Task requirements —
When the word "Windows" shows up in a line of the data below, copy that whole line.

=== Begin Enclosure ===

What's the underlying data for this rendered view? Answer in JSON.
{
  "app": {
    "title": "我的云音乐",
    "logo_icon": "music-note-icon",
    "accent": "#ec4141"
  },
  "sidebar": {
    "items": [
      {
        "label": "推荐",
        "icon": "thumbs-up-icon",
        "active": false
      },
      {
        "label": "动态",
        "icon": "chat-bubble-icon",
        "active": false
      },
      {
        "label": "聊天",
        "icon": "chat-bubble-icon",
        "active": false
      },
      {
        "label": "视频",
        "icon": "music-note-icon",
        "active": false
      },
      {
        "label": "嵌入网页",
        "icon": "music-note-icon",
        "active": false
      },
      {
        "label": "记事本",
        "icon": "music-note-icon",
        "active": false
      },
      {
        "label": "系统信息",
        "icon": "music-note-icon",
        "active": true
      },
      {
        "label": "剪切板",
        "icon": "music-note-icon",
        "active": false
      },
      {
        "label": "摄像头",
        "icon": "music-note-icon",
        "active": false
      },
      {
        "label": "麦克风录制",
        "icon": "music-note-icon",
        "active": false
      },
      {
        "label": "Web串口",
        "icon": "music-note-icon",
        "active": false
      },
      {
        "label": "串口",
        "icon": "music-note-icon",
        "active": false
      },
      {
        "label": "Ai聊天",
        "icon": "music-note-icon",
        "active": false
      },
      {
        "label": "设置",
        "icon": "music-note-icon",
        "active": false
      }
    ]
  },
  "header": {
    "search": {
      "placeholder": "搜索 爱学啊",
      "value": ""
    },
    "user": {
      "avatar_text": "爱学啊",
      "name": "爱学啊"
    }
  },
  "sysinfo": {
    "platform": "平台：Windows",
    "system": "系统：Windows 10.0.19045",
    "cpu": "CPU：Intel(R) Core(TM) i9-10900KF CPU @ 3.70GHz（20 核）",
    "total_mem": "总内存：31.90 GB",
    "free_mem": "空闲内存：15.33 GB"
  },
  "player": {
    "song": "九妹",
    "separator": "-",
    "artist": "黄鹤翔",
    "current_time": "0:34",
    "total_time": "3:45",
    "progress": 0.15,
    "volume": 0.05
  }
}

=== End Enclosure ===

Response —
    "platform": "平台：Windows",
    "system": "系统：Windows 10.0.19045",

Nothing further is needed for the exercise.